→ **Work instruction**:
A complete, exact copy of the records is needed here.

→ **Material for this exercise**:
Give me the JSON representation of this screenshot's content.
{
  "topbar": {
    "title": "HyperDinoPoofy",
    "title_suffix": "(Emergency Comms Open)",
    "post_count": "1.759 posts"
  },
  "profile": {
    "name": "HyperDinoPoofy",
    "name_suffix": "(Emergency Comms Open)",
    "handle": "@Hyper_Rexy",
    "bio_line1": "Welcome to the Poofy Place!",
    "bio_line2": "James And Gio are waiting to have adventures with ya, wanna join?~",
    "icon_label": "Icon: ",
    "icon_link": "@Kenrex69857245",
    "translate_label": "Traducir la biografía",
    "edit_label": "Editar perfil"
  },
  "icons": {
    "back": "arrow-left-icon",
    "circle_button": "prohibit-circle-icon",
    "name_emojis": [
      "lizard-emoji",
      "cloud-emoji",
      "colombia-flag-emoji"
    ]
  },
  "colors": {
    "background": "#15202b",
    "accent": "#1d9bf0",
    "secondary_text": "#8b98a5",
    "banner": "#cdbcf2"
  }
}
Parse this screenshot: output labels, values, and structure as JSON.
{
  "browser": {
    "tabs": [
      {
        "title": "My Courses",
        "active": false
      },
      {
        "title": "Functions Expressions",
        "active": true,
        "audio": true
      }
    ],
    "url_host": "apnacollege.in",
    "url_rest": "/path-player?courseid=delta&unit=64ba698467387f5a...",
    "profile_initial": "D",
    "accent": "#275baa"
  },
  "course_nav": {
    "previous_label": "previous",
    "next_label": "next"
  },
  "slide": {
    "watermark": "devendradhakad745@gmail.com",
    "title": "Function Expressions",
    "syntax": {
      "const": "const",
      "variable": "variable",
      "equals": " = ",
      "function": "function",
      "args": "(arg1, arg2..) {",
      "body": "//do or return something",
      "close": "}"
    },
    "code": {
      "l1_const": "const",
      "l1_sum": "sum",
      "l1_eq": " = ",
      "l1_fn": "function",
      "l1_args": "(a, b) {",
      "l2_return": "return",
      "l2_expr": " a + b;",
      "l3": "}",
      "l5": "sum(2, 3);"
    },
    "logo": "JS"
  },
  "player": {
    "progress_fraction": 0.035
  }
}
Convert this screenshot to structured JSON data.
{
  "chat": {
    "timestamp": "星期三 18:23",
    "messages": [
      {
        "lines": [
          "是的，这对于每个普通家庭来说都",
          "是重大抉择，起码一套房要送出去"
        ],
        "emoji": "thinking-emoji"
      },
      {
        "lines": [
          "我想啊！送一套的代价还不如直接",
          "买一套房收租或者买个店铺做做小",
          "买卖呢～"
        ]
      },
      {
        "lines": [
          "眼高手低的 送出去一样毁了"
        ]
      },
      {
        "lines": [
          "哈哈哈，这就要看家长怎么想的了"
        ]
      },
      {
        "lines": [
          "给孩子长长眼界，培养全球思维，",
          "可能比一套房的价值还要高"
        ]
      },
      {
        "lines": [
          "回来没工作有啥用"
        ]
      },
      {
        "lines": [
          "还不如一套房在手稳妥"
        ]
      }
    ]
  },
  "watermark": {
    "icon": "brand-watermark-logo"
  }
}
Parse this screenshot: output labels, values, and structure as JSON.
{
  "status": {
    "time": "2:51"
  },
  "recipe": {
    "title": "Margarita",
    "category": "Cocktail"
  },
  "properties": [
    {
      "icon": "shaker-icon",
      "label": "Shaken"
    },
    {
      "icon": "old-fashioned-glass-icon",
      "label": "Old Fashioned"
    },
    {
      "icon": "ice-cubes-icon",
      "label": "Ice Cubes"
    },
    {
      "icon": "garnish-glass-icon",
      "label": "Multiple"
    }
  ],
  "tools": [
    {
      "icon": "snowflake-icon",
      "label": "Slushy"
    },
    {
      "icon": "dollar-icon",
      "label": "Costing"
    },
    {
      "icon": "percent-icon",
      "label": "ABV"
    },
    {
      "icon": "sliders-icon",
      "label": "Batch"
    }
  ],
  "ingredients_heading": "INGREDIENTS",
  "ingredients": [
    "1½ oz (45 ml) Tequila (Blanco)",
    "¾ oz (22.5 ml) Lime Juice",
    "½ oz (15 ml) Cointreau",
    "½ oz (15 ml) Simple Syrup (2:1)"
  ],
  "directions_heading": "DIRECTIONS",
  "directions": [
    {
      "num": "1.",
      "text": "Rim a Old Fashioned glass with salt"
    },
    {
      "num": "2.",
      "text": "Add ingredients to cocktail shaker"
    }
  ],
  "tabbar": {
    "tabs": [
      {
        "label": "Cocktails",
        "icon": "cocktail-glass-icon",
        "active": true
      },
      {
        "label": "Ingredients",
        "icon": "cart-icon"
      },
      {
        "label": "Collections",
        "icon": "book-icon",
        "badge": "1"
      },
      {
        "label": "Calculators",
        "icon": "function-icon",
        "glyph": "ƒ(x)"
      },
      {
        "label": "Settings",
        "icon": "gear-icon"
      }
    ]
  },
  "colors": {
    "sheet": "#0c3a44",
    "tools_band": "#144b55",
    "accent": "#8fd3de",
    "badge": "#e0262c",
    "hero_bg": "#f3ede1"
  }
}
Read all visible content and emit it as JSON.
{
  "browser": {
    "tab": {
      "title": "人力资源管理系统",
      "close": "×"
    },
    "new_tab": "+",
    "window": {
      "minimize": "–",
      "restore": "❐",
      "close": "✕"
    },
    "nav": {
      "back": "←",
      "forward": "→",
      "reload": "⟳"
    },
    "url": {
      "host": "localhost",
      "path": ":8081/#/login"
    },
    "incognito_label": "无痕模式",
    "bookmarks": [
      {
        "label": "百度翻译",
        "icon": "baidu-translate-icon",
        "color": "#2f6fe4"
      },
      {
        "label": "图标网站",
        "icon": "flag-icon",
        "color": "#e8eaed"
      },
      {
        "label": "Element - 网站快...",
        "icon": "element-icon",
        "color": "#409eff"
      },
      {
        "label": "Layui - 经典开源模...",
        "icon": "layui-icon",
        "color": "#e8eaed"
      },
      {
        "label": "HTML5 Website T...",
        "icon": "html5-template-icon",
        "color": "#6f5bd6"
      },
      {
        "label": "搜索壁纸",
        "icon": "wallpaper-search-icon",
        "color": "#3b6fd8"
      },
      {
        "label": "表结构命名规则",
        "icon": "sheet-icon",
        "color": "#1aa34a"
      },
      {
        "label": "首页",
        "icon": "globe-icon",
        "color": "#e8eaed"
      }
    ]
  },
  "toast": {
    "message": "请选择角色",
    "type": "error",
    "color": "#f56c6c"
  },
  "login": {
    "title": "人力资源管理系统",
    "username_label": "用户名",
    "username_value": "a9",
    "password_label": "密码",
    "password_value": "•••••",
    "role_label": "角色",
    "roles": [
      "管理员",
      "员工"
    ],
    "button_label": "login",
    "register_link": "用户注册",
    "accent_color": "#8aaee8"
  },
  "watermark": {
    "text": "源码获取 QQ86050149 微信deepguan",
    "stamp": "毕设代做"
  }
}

→ **Final answer**:
Give me the JSON representation of this screenshot's content.
{
  "topbar": {
    "title": "HyperDinoPoofy",
    "title_suffix": "(Emergency Comms Open)",
    "post_count": "1.759 posts"
  },
  "profile": {
    "name": "HyperDinoPoofy",
    "name_suffix": "(Emergency Comms Open)",
    "handle": "@Hyper_Rexy",
    "bio_line1": "Welcome to the Poofy Place!",
    "bio_line2": "James And Gio are waiting to have adventures with ya, wanna join?~",
    "icon_label": "Icon: ",
    "icon_link": "@Kenrex69857245",
    "translate_label": "Traducir la biografía",
    "edit_label": "Editar perfil"
  },
  "icons": {
    "back": "arrow-left-icon",
    "circle_button": "prohibit-circle-icon",
    "name_emojis": [
      "lizard-emoji",
      "cloud-emoji",
      "colombia-flag-emoji"
    ]
  },
  "colors": {
    "background": "#15202b",
    "accent": "#1d9bf0",
    "secondary_text": "#8b98a5",
    "banner": "#cdbcf2"
  }
}
Parse this screenshot: output labels, values, and structure as JSON.
{
  "browser": {
    "tabs": [
      {
        "title": "My Courses",
        "active": false
      },
      {
        "title": "Functions Expressions",
        "active": true,
        "audio": true
      }
    ],
    "url_host": "apnacollege.in",
    "url_rest": "/path-player?courseid=delta&unit=64ba698467387f5a...",
    "profile_initial": "D",
    "accent": "#275baa"
  },
  "course_nav": {
    "previous_label": "previous",
    "next_label": "next"
  },
  "slide": {
    "watermark": "devendradhakad745@gmail.com",
    "title": "Function Expressions",
    "syntax": {
      "const": "const",
      "variable": "variable",
      "equals": " = ",
      "function": "function",
      "args": "(arg1, arg2..) {",
      "body": "//do or return something",
      "close": "}"
    },
    "code": {
      "l1_const": "const",
      "l1_sum": "sum",
      "l1_eq": " = ",
      "l1_fn": "function",
      "l1_args": "(a, b) {",
      "l2_return": "return",
      "l2_expr": " a + b;",
      "l3": "}",
      "l5": "sum(2, 3);"
    },
    "logo": "JS"
  },
  "player": {
    "progress_fraction": 0.035
  }
}
Convert this screenshot to structured JSON data.
{
  "chat": {
    "timestamp": "星期三 18:23",
    "messages": [
      {
        "lines": [
          "是的，这对于每个普通家庭来说都",
          "是重大抉择，起码一套房要送出去"
        ],
        "emoji": "thinking-emoji"
      },
      {
        "lines": [
          "我想啊！送一套的代价还不如直接",
          "买一套房收租或者买个店铺做做小",
          "买卖呢～"
        ]
      },
      {
        "lines": [
          "眼高手低的 送出去一样毁了"
        ]
      },
      {
        "lines": [
          "哈哈哈，这就要看家长怎么想的了"
        ]
      },
      {
        "lines": [
          "给孩子长长眼界，培养全球思维，",
          "可能比一套房的价值还要高"
        ]
      },
      {
        "lines": [
          "回来没工作有啥用"
        ]
      },
      {
        "lines": [
          "还不如一套房在手稳妥"
        ]
      }
    ]
  },
  "watermark": {
    "icon": "brand-watermark-logo"
  }
}
Parse this screenshot: output labels, values, and structure as JSON.
{
  "status": {
    "time": "2:51"
  },
  "recipe": {
    "title": "Margarita",
    "category": "Cocktail"
  },
  "properties": [
    {
      "icon": "shaker-icon",
      "label": "Shaken"
    },
    {
      "icon": "old-fashioned-glass-icon",
      "label": "Old Fashioned"
    },
    {
      "icon": "ice-cubes-icon",
      "label": "Ice Cubes"
    },
    {
      "icon": "garnish-glass-icon",
      "label": "Multiple"
    }
  ],
  "tools": [
    {
      "icon": "snowflake-icon",
      "label": "Slushy"
    },
    {
      "icon": "dollar-icon",
      "label": "Costing"
    },
    {
      "icon": "percent-icon",
      "label": "ABV"
    },
    {
      "icon": "sliders-icon",
      "label": "Batch"
    }
  ],
  "ingredients_heading": "INGREDIENTS",
  "ingredients": [
    "1½ oz (45 ml) Tequila (Blanco)",
    "¾ oz (22.5 ml) Lime Juice",
    "½ oz (15 ml) Cointreau",
    "½ oz (15 ml) Simple Syrup (2:1)"
  ],
  "directions_heading": "DIRECTIONS",
  "directions": [
    {
      "num": "1.",
      "text": "Rim a Old Fashioned glass with salt"
    },
    {
      "num": "2.",
      "text": "Add ingredients to cocktail shaker"
    }
  ],
  "tabbar": {
    "tabs": [
      {
        "label": "Cocktails",
        "icon": "cocktail-glass-icon",
        "active": true
      },
      {
        "label": "Ingredients",
        "icon": "cart-icon"
      },
      {
        "label": "Collections",
        "icon": "book-icon",
        "badge": "1"
      },
      {
        "label": "Calculators",
        "icon": "function-icon",
        "glyph": "ƒ(x)"
      },
      {
        "label": "Settings",
        "icon": "gear-icon"
      }
    ]
  },
  "colors": {
    "sheet": "#0c3a44",
    "tools_band": "#144b55",
    "accent": "#8fd3de",
    "badge": "#e0262c",
    "hero_bg": "#f3ede1"
  }
}
Read all visible content and emit it as JSON.
{
  "browser": {
    "tab": {
      "title": "人力资源管理系统",
      "close": "×"
    },
    "new_tab": "+",
    "window": {
      "minimize": "–",
      "restore": "❐",
      "close": "✕"
    },
    "nav": {
      "back": "←",
      "forward": "→",
      "reload": "⟳"
    },
    "url": {
      "host": "localhost",
      "path": ":8081/#/login"
    },
    "incognito_label": "无痕模式",
    "bookmarks": [
      {
        "label": "百度翻译",
        "icon": "baidu-translate-icon",
        "color": "#2f6fe4"
      },
      {
        "label": "图标网站",
        "icon": "flag-icon",
        "color": "#e8eaed"
      },
      {
        "label": "Element - 网站快...",
        "icon": "element-icon",
        "color": "#409eff"
      },
      {
        "label": "Layui - 经典开源模...",
        "icon": "layui-icon",
        "color": "#e8eaed"
      },
      {
        "label": "HTML5 Website T...",
        "icon": "html5-template-icon",
        "color": "#6f5bd6"
      },
      {
        "label": "搜索壁纸",
        "icon": "wallpaper-search-icon",
        "color": "#3b6fd8"
      },
      {
        "label": "表结构命名规则",
        "icon": "sheet-icon",
        "color": "#1aa34a"
      },
      {
        "label": "首页",
        "icon": "globe-icon",
        "color": "#e8eaed"
      }
    ]
  },
  "toast": {
    "message": "请选择角色",
    "type": "error",
    "color": "#f56c6c"
  },
  "login": {
    "title": "人力资源管理系统",
    "username_label": "用户名",
    "username_value": "a9",
    "password_label": "密码",
    "password_value": "•••••",
    "role_label": "角色",
    "roles": [
      "管理员",
      "员工"
    ],
    "button_label": "login",
    "register_link": "用户注册",
    "accent_color": "#8aaee8"
  },
  "watermark": {
    "text": "源码获取 QQ86050149 微信deepguan",
    "stamp": "毕设代做"
  }
}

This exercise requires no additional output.